What to produce:
Exact reproduction of the data is required, with images excluded.

Information provided:
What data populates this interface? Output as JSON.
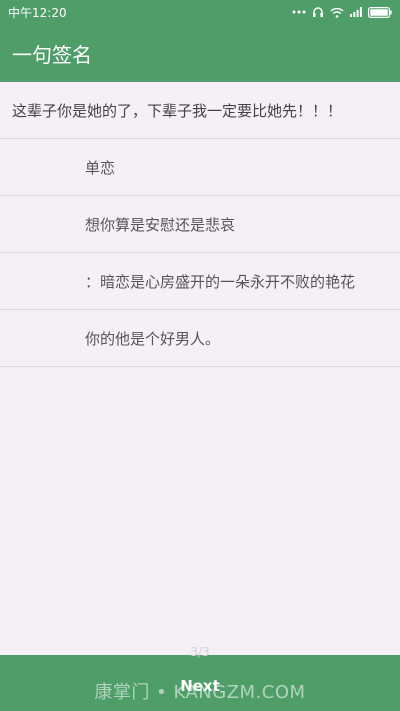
{
  "status_bar": {
    "time": "中午12:20"
  },
  "app_bar": {
    "title": "一句签名"
  },
  "list": {
    "headline": "这辈子你是她的了，下辈子我一定要比她先！！！",
    "items": [
      "单恋",
      "想你算是安慰还是悲哀",
      "：暗恋是心房盛开的一朵永开不败的艳花",
      "你的他是个好男人。"
    ]
  },
  "footer": {
    "page_indicator": "3/3",
    "next_label": "Next",
    "watermark": "康掌门 • KANGZM.COM"
  },
  "colors": {
    "primary": "#4f9e69",
    "background": "#f5eff7",
    "divider": "#dcd6dd"
  }
}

Task result:
What data populates this interface? Output as JSON.
{
  "status_bar": {
    "time": "中午12:20"
  },
  "app_bar": {
    "title": "一句签名"
  },
  "list": {
    "headline": "这辈子你是她的了，下辈子我一定要比她先！！！",
    "items": [
      "单恋",
      "想你算是安慰还是悲哀",
      "：暗恋是心房盛开的一朵永开不败的艳花",
      "你的他是个好男人。"
    ]
  },
  "footer": {
    "page_indicator": "3/3",
    "next_label": "Next",
    "watermark": "康掌门 • KANGZM.COM"
  },
  "colors": {
    "primary": "#4f9e69",
    "background": "#f5eff7",
    "divider": "#dcd6dd"
  }
}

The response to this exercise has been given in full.